§ **Instructions to follow**
Go through the data and copy each line where the word "temperature" shows up.

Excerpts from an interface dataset
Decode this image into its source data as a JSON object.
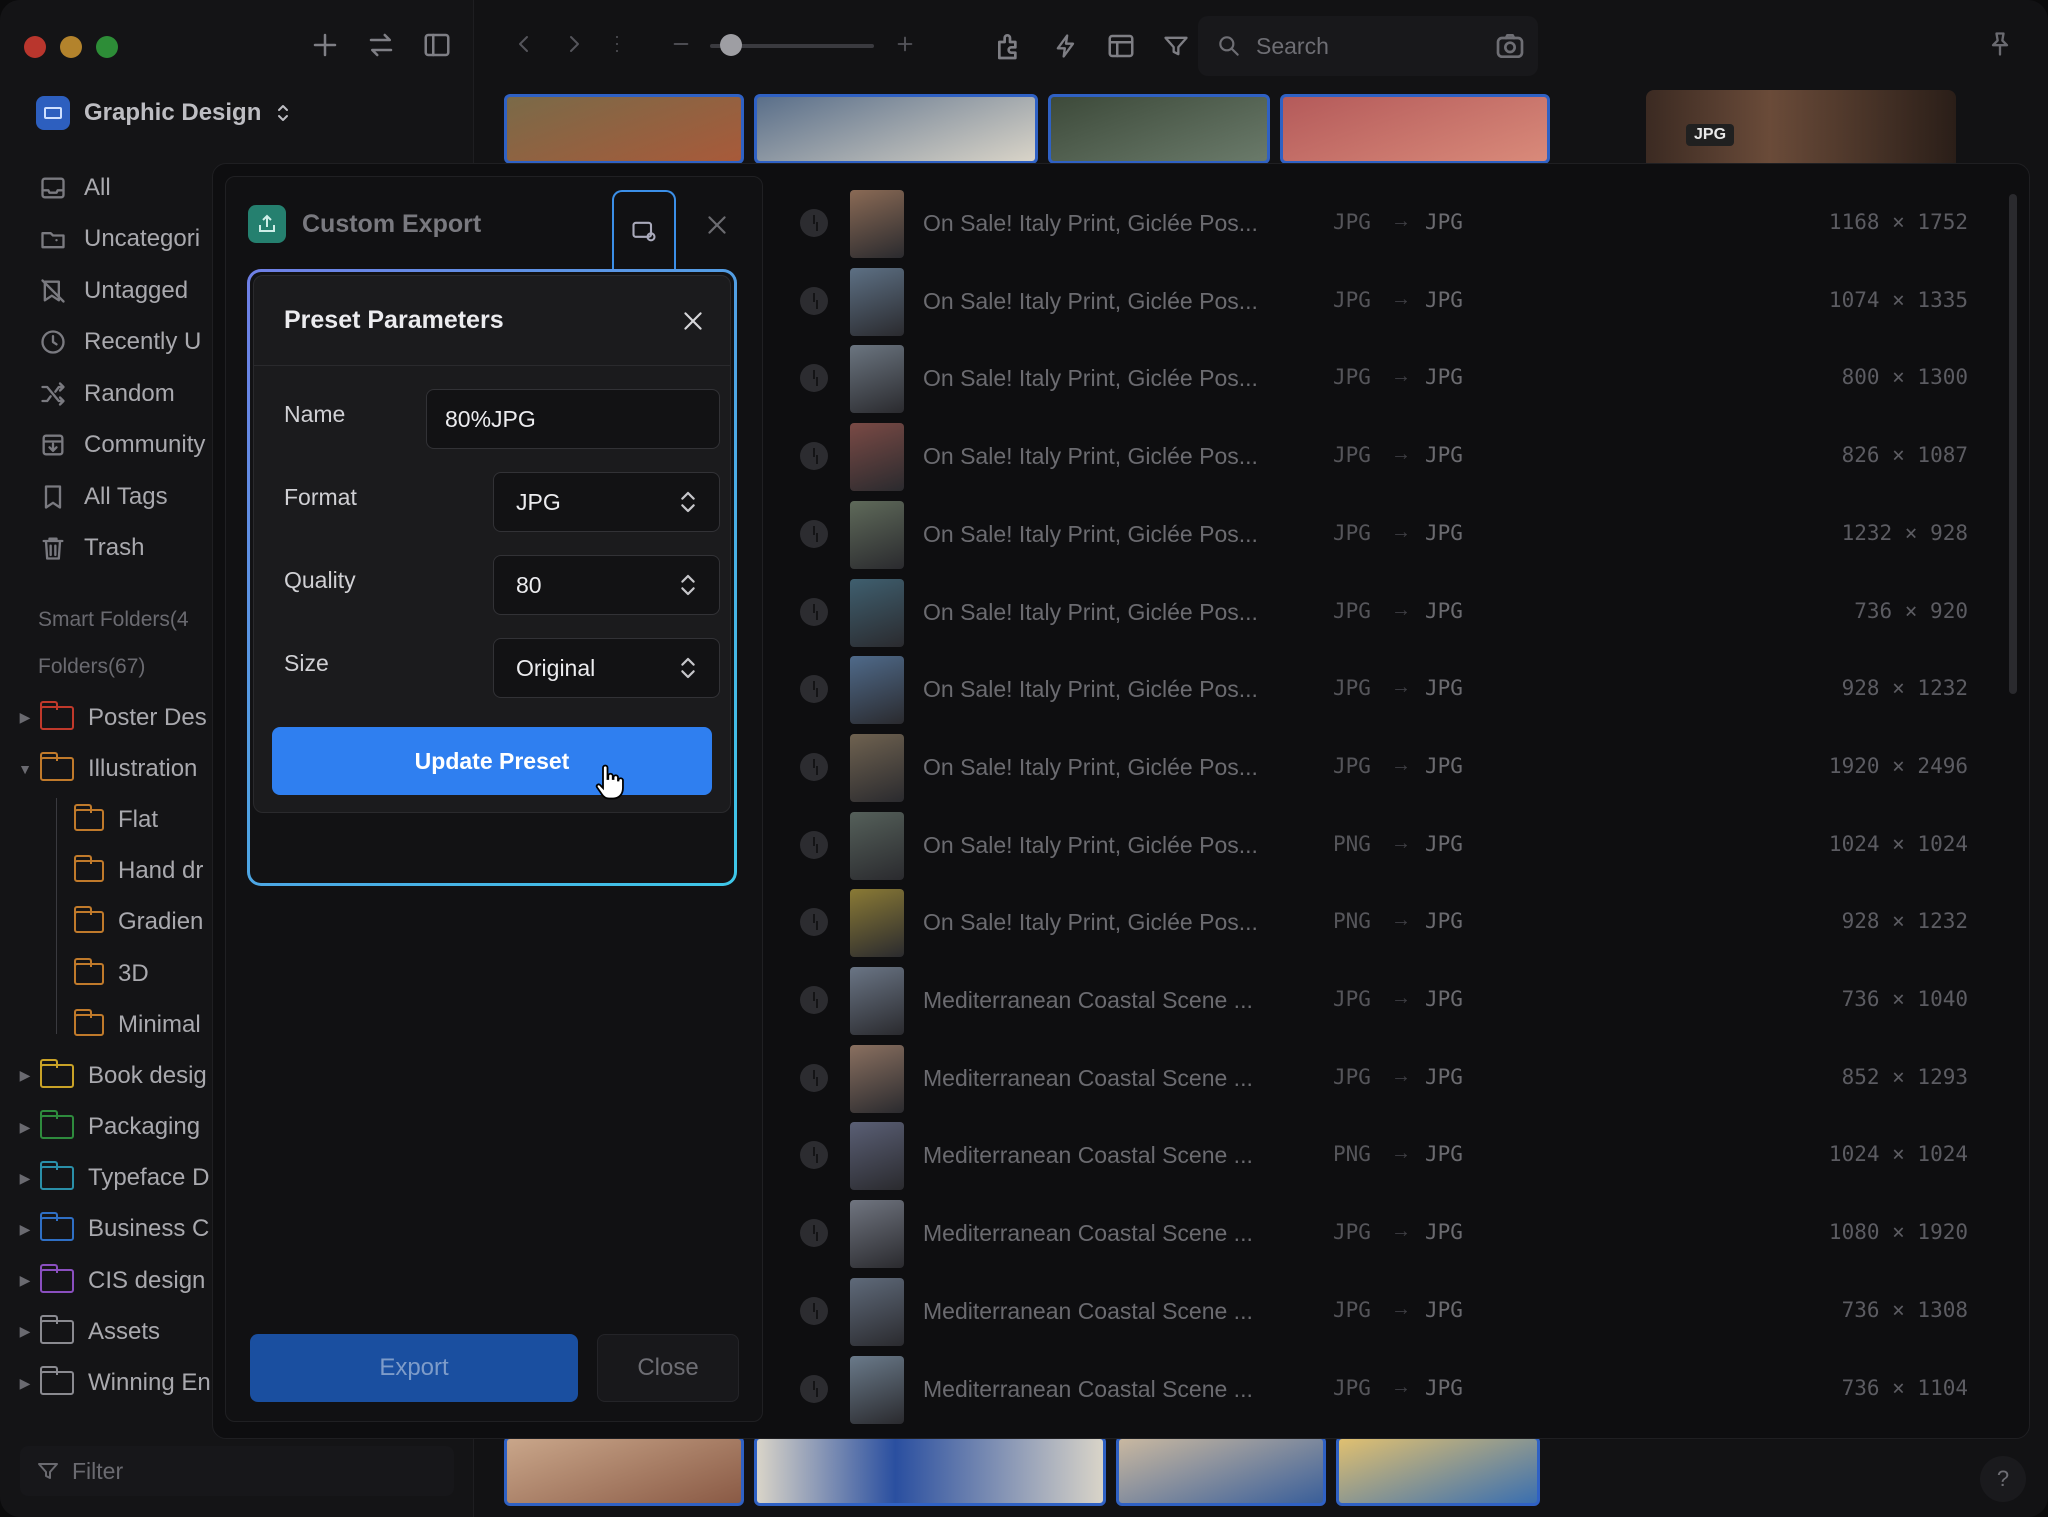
{
  "library": {
    "name": "Graphic Design"
  },
  "sidebar": {
    "items": [
      {
        "label": "All",
        "icon": "inbox-icon"
      },
      {
        "label": "Uncategori",
        "icon": "folder-question-icon"
      },
      {
        "label": "Untagged",
        "icon": "tag-off-icon"
      },
      {
        "label": "Recently U",
        "icon": "clock-icon"
      },
      {
        "label": "Random",
        "icon": "shuffle-icon"
      },
      {
        "label": "Community",
        "icon": "download-box-icon"
      },
      {
        "label": "All Tags",
        "icon": "bookmark-icon"
      },
      {
        "label": "Trash",
        "icon": "trash-icon"
      }
    ],
    "smart_folders": "Smart Folders(4",
    "folders_header": "Folders(67)",
    "folders": [
      {
        "label": "Poster Des",
        "color": "#c0392b",
        "expanded": false,
        "child": false
      },
      {
        "label": "Illustration",
        "color": "#c07a2b",
        "expanded": true,
        "child": false
      },
      {
        "label": "Flat",
        "color": "#c07a2b",
        "child": true
      },
      {
        "label": "Hand dr",
        "color": "#c07a2b",
        "child": true
      },
      {
        "label": "Gradien",
        "color": "#c07a2b",
        "child": true
      },
      {
        "label": "3D",
        "color": "#c07a2b",
        "child": true
      },
      {
        "label": "Minimal",
        "color": "#c07a2b",
        "child": true
      },
      {
        "label": "Book desig",
        "color": "#c9a227",
        "expanded": false,
        "child": false
      },
      {
        "label": "Packaging",
        "color": "#2e8b3d",
        "expanded": false,
        "child": false
      },
      {
        "label": "Typeface D",
        "color": "#2a8fa8",
        "expanded": false,
        "child": false
      },
      {
        "label": "Business C",
        "color": "#2f6fc4",
        "expanded": false,
        "child": false
      },
      {
        "label": "CIS design",
        "color": "#8a4fbf",
        "expanded": false,
        "child": false
      },
      {
        "label": "Assets",
        "color": "#8a8a90",
        "expanded": false,
        "child": false
      },
      {
        "label": "Winning En",
        "color": "#8a8a90",
        "expanded": false,
        "child": false
      }
    ],
    "filter_placeholder": "Filter"
  },
  "toolbar": {
    "search_placeholder": "Search"
  },
  "inspector": {
    "badge": "JPG"
  },
  "export_panel": {
    "title": "Custom Export",
    "export_label": "Export",
    "close_label": "Close"
  },
  "preset_popover": {
    "title": "Preset Parameters",
    "name_label": "Name",
    "name_value": "80%JPG",
    "format_label": "Format",
    "format_value": "JPG",
    "quality_label": "Quality",
    "quality_value": "80",
    "size_label": "Size",
    "size_value": "Original",
    "update_label": "Update Preset"
  },
  "files": [
    {
      "name": "On Sale! Italy Print, Giclée Pos...",
      "src": "JPG",
      "dst": "JPG",
      "dims": "1168 × 1752",
      "thumb": "#8a6a55"
    },
    {
      "name": "On Sale! Italy Print, Giclée Pos...",
      "src": "JPG",
      "dst": "JPG",
      "dims": "1074 × 1335",
      "thumb": "#5d7084"
    },
    {
      "name": "On Sale! Italy Print, Giclée Pos...",
      "src": "JPG",
      "dst": "JPG",
      "dims": "800 × 1300",
      "thumb": "#6b7580"
    },
    {
      "name": "On Sale! Italy Print, Giclée Pos...",
      "src": "JPG",
      "dst": "JPG",
      "dims": "826 × 1087",
      "thumb": "#7a4a45"
    },
    {
      "name": "On Sale! Italy Print, Giclée Pos...",
      "src": "JPG",
      "dst": "JPG",
      "dims": "1232 × 928",
      "thumb": "#5f6a5a"
    },
    {
      "name": "On Sale! Italy Print, Giclée Pos...",
      "src": "JPG",
      "dst": "JPG",
      "dims": "736 × 920",
      "thumb": "#3f5f6f"
    },
    {
      "name": "On Sale! Italy Print, Giclée Pos...",
      "src": "JPG",
      "dst": "JPG",
      "dims": "928 × 1232",
      "thumb": "#4f6a8a"
    },
    {
      "name": "On Sale! Italy Print, Giclée Pos...",
      "src": "JPG",
      "dst": "JPG",
      "dims": "1920 × 2496",
      "thumb": "#6f6250"
    },
    {
      "name": "On Sale! Italy Print, Giclée Pos...",
      "src": "PNG",
      "dst": "JPG",
      "dims": "1024 × 1024",
      "thumb": "#55605a"
    },
    {
      "name": "On Sale! Italy Print, Giclée Pos...",
      "src": "PNG",
      "dst": "JPG",
      "dims": "928 × 1232",
      "thumb": "#8a7a35"
    },
    {
      "name": "Mediterranean Coastal Scene ...",
      "src": "JPG",
      "dst": "JPG",
      "dims": "736 × 1040",
      "thumb": "#6a7585"
    },
    {
      "name": "Mediterranean Coastal Scene ...",
      "src": "JPG",
      "dst": "JPG",
      "dims": "852 × 1293",
      "thumb": "#8a7060"
    },
    {
      "name": "Mediterranean Coastal Scene ...",
      "src": "PNG",
      "dst": "JPG",
      "dims": "1024 × 1024",
      "thumb": "#5a5f75"
    },
    {
      "name": "Mediterranean Coastal Scene ...",
      "src": "JPG",
      "dst": "JPG",
      "dims": "1080 × 1920",
      "thumb": "#707580"
    },
    {
      "name": "Mediterranean Coastal Scene ...",
      "src": "JPG",
      "dst": "JPG",
      "dims": "736 × 1308",
      "thumb": "#5f6a7a"
    },
    {
      "name": "Mediterranean Coastal Scene ...",
      "src": "JPG",
      "dst": "JPG",
      "dims": "736 × 1104",
      "thumb": "#6a7a8a"
    }
  ],
  "colors": {
    "accent": "#2f7ff0",
    "selection_border": "#2f61c4"
  },
  "help_label": "?"
}
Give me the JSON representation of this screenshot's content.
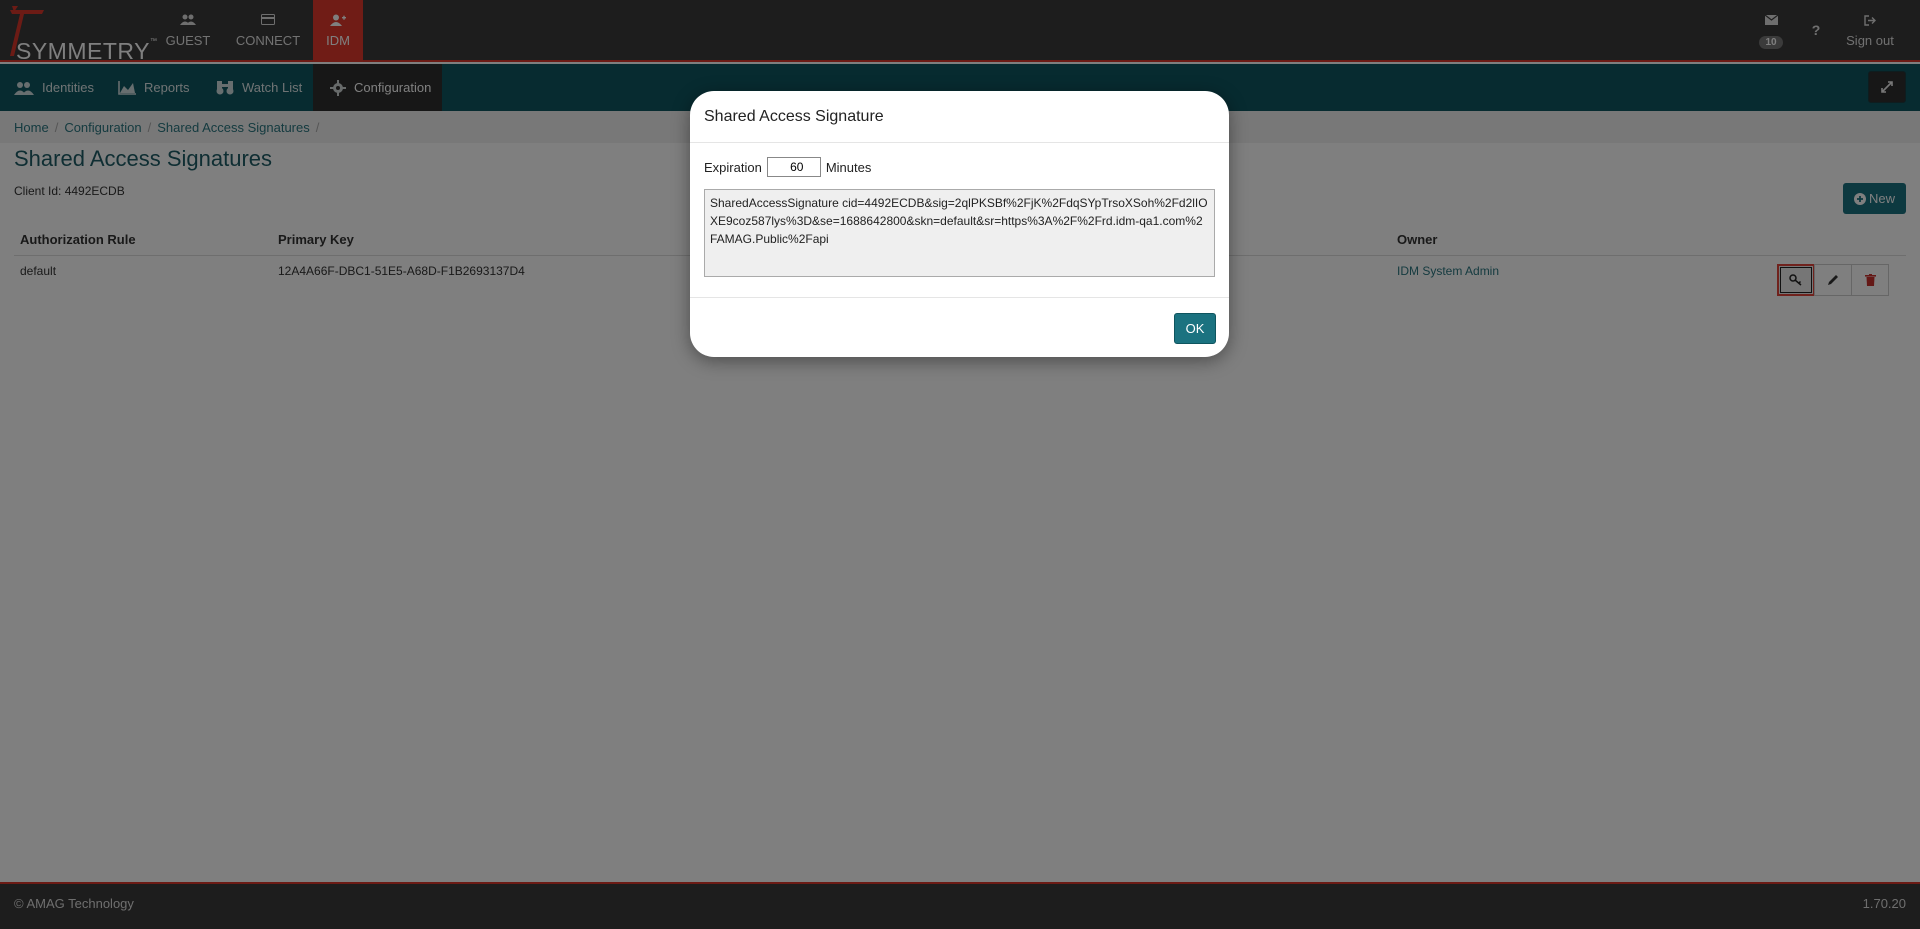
{
  "header": {
    "logo_text": "SYMMETRY",
    "logo_tm": "™",
    "modules": [
      {
        "label": "GUEST",
        "icon": "users-icon"
      },
      {
        "label": "CONNECT",
        "icon": "card-icon"
      },
      {
        "label": "IDM",
        "icon": "user-plus-icon",
        "active": true
      }
    ],
    "messages_count": "10",
    "help_label": "?",
    "signout_label": "Sign out"
  },
  "nav": {
    "items": [
      {
        "label": "Identities",
        "icon": "users-icon"
      },
      {
        "label": "Reports",
        "icon": "area-chart-icon"
      },
      {
        "label": "Watch List",
        "icon": "binoculars-icon"
      },
      {
        "label": "Configuration",
        "icon": "gear-icon",
        "active": true
      }
    ]
  },
  "breadcrumb": [
    "Home",
    "Configuration",
    "Shared Access Signatures"
  ],
  "page": {
    "title": "Shared Access Signatures",
    "client_id": "Client Id: 4492ECDB",
    "new_label": "New"
  },
  "table": {
    "headers": [
      "Authorization Rule",
      "Primary Key",
      "Owner"
    ],
    "rows": [
      {
        "rule": "default",
        "key": "12A4A66F-DBC1-51E5-A68D-F1B2693137D4",
        "owner": "IDM System Admin"
      }
    ]
  },
  "modal": {
    "title": "Shared Access Signature",
    "expiration_label": "Expiration",
    "expiration_value": "60",
    "minutes_label": "Minutes",
    "signature": "SharedAccessSignature cid=4492ECDB&sig=2qlPKSBf%2FjK%2FdqSYpTrsoXSoh%2Fd2lIOXE9coz587lys%3D&se=1688642800&skn=default&sr=https%3A%2F%2Frd.idm-qa1.com%2FAMAG.Public%2Fapi",
    "ok_label": "OK"
  },
  "footer": {
    "copyright": "© AMAG Technology",
    "version": "1.70.20"
  },
  "colors": {
    "accent_red": "#e0392c",
    "nav_teal": "#0e5660",
    "button_teal": "#1b7280",
    "header_dark": "#3a3a3a"
  }
}
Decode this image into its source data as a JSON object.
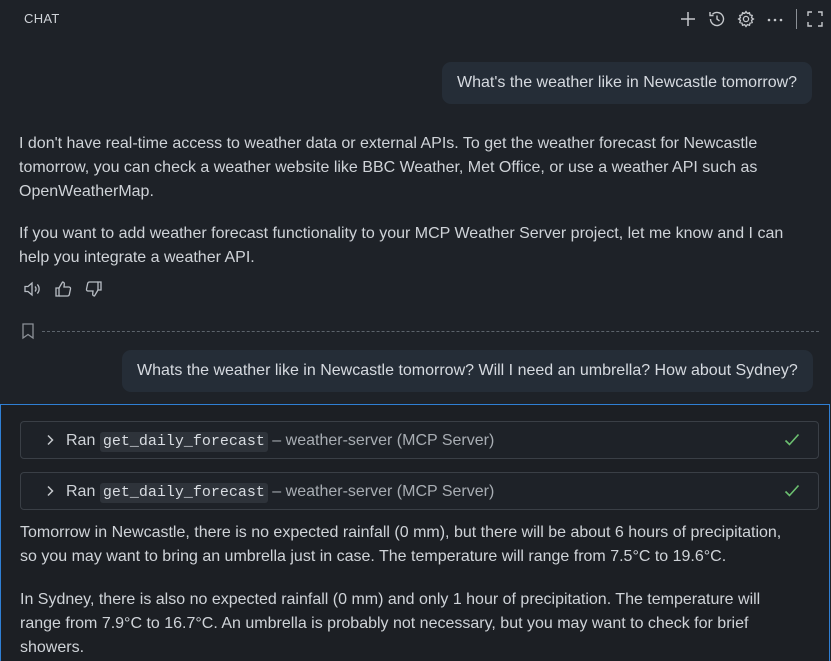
{
  "header": {
    "title": "CHAT"
  },
  "conversation": {
    "user_message_1": "What's the weather like in Newcastle tomorrow?",
    "assistant_reply_1": {
      "para1_line1": "I don't have real-time access to weather data or external APIs. To get the weather forecast for Newcastle",
      "para1_line2": "tomorrow, you can check a weather website like BBC Weather, Met Office, or use a weather API such as",
      "para1_line3": "OpenWeatherMap.",
      "para2_line1": "If you want to add weather forecast functionality to your MCP Weather Server project, let me know and I can",
      "para2_line2": "help you integrate a weather API."
    },
    "user_message_2": "Whats the weather like in Newcastle tomorrow? Will I need an umbrella? How about Sydney?",
    "tool_calls": [
      {
        "prefix": "Ran",
        "tool": "get_daily_forecast",
        "separator": "–",
        "server": "weather-server (MCP Server)",
        "status": "done"
      },
      {
        "prefix": "Ran",
        "tool": "get_daily_forecast",
        "separator": "–",
        "server": "weather-server (MCP Server)",
        "status": "done"
      }
    ],
    "assistant_reply_2": {
      "para1_line1": "Tomorrow in Newcastle, there is no expected rainfall (0 mm), but there will be about 6 hours of precipitation,",
      "para1_line2": "so you may want to bring an umbrella just in case. The temperature will range from 7.5°C to 19.6°C.",
      "para2_line1": "In Sydney, there is also no expected rainfall (0 mm) and only 1 hour of precipitation. The temperature will",
      "para2_line2": "range from 7.9°C to 16.7°C. An umbrella is probably not necessary, but you may want to check for brief",
      "para2_line3": "showers."
    }
  },
  "icons": {
    "header": [
      "plus-icon",
      "history-icon",
      "gear-icon",
      "more-icon",
      "maximize-icon"
    ],
    "feedback": [
      "speaker-icon",
      "thumbs-up-icon",
      "thumbs-down-icon"
    ],
    "checkpoint": "bookmark-icon",
    "tool_status": "check-icon",
    "tool_expand": "chevron-right-icon"
  },
  "colors": {
    "background": "#1e2228",
    "user_bubble": "#252d37",
    "focus_border": "#2f7fd4",
    "success_check": "#6cc070"
  }
}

§ **Your solution**
      "para1_line2": "so you may want to bring an umbrella just in case. The temperature will range from 7.5°C to 19.6°C.",
      "para2_line1": "In Sydney, there is also no expected rainfall (0 mm) and only 1 hour of precipitation. The temperature will",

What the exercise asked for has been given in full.